Gusciora’s bill, introduced Tuesday, Oct. 3, would allow sheriff’s officers to inspect interstate trucks to make sure they are in compliance with state regulations regarding size and weight. Currently, Gusciora says, only state troopers are authorized to enforce trucking regulations.

“This bill would aim to reduce the number of overweight and oversized trucks by increasing the number of officers with the authority to enforce vehicle size and weight restrictions,” Gusciora says. “On the heels of this decision made by the Supreme Court yesterday, we must act fast in turning to alternative measures to ensure that our roadways are safe.
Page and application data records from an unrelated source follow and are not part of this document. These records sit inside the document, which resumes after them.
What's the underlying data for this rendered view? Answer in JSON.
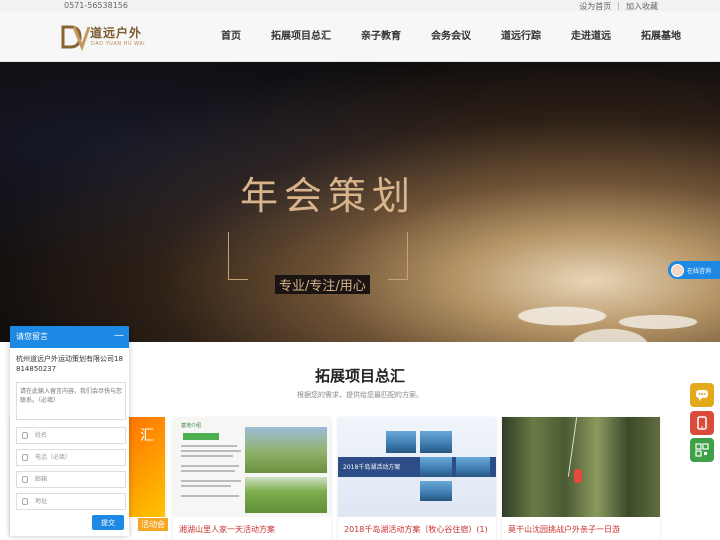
{
  "topbar": {
    "phone": "0571-56538156",
    "set_home": "设为首页",
    "separator": "|",
    "bookmark": "加入收藏"
  },
  "header": {
    "logo": {
      "name": "道远户外",
      "sub": "DAO YUAN HU WAI"
    },
    "nav": [
      {
        "label": "首页"
      },
      {
        "label": "拓展项目总汇"
      },
      {
        "label": "亲子教育"
      },
      {
        "label": "会务会议"
      },
      {
        "label": "道远行踪"
      },
      {
        "label": "走进道远"
      },
      {
        "label": "拓展基地"
      }
    ]
  },
  "banner": {
    "title": "年会策划",
    "subtitle": "专业/专注/用心"
  },
  "online": {
    "label": "在线咨询"
  },
  "section": {
    "title": "拓展项目总汇",
    "subtitle": "根据您的需求，提供给您最匹配的方案。"
  },
  "cards": [
    {
      "image_text": "汇",
      "caption": "活动会"
    },
    {
      "doc_head": "基地介绍",
      "caption": "湘湖山里人家一天活动方案"
    },
    {
      "poster_title": "2018千岛湖活动方案",
      "caption": "2018千岛湖活动方案（牧心谷住宿）(1)"
    },
    {
      "caption": "莫干山沈园挑战户外亲子一日游"
    }
  ],
  "message": {
    "title": "请您留言",
    "minimize": "—",
    "company": "杭州道远户外运动策划有限公司18814850237",
    "placeholder": "请在此输入留言内容，我们会尽快与您联系。（必填）",
    "fields": {
      "name": "姓名",
      "phone": "电话（必填）",
      "email": "邮箱",
      "address": "地址"
    },
    "submit": "提交"
  },
  "colors": {
    "accent": "#1e88e5",
    "caption": "#c9302c",
    "banner_text": "#d9b48b"
  }
}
One way to do this is through greater control of tractor-trailer activity to make certain the drivers are following the rules and regulations that have already been imposed upon them.”

In 1999, the state Legislature created a law banning certain large trucks from using state roads unless they were making a local delivery, but that ban ended last year after a federal appeals court found it discriminated against interstate commerce. A federal judge in Newark had come to the same conclusion in 2004, but the ban remained in place while New Jersey appealed. On Monday, Oct. 2, the nation’s highest court refused to hear the state’s argument that the ban should be allowed.

“Safety is the number-one goal here,” Gusciora says. “When oversized trucks go rumbling down roads like Route 29 and Route 31, it creates a dangerous situation for everyone else on the roadway. If tractor-trailers must use our roadways, then they will have to follow our rules.”